The federal government paid 100 percent of the cost for the Medicaid expansion population through 2016. After that, the federal government’s portion gradually decreased, reaching 90 percent by 2020, with Illinois covering the other 10 percent (it will remain at that level after 2020).
At the time Medicaid expansion was approved, Illinois officials estimated that 342,000 Illinois residents would qualify. But according to the Chicago Tribune, about 350,000 new enrollees were approved in just the first several months, by June 2014. And a year later, by June 2015, total enrollments under Medicaid expansion in Illinois had reached 623,000. By August 2016, the total had exceeded 646,000. But enrollment had dropped to 606,670 people as of July 2018, and remained at a very similar level (607,404) as of April 2020. That was still far higher than the state had initially projected, but lower than it had been a few years earlier.
By May 2020, total enrollment in Medicaid and CHIP in Illinois stood at more than 2.9 million, and was 13 percent higher than it had been at the end of 2013. The total CHIP/Medicaid population includes people who were already enrolled in Medicaid pre-2014, people who were eligible but not yet enrolled at that point, and people who gained eligibility as a result of the ACA’s expansion of Medicaid.

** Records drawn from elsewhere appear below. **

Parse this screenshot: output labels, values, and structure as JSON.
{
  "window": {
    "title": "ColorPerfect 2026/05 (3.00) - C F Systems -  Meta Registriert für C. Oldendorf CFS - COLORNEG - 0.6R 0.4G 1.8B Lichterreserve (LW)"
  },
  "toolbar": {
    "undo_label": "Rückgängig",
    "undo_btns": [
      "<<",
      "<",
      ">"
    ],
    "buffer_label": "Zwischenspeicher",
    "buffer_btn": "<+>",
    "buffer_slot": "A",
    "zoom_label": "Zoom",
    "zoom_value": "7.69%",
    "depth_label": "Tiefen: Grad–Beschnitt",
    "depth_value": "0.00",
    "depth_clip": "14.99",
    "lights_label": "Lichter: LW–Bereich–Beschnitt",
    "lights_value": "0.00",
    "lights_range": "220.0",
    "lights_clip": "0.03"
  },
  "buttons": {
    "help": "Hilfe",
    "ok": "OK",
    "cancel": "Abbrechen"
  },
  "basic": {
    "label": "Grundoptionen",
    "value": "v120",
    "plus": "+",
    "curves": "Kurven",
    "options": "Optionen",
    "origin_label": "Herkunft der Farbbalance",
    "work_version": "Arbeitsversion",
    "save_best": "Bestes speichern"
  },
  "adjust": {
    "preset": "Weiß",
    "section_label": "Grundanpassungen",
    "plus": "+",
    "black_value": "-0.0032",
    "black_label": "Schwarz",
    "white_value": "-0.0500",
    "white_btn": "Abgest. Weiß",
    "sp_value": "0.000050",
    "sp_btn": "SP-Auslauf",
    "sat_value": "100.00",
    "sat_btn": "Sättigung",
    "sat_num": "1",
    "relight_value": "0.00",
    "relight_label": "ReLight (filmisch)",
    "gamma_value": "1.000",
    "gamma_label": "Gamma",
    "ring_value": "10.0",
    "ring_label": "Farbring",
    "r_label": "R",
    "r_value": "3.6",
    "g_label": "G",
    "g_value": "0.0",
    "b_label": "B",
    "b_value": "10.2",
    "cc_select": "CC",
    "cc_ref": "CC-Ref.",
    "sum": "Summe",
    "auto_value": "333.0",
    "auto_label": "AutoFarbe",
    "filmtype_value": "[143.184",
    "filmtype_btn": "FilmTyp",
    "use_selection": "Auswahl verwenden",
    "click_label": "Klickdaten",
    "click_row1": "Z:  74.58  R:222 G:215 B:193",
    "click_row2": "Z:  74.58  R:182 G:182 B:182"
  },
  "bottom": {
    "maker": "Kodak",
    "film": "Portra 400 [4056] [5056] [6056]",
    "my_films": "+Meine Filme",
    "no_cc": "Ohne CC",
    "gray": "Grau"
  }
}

Louise Norris is an individual health insurance broker who has been writing about health insurance and health reform since 2006. She has written dozens of opinions and educational pieces about the Affordable Care Act for healthinsurance.org. Her state health exchange updates are regularly cited by media who cover health reform and by other health insurance experts.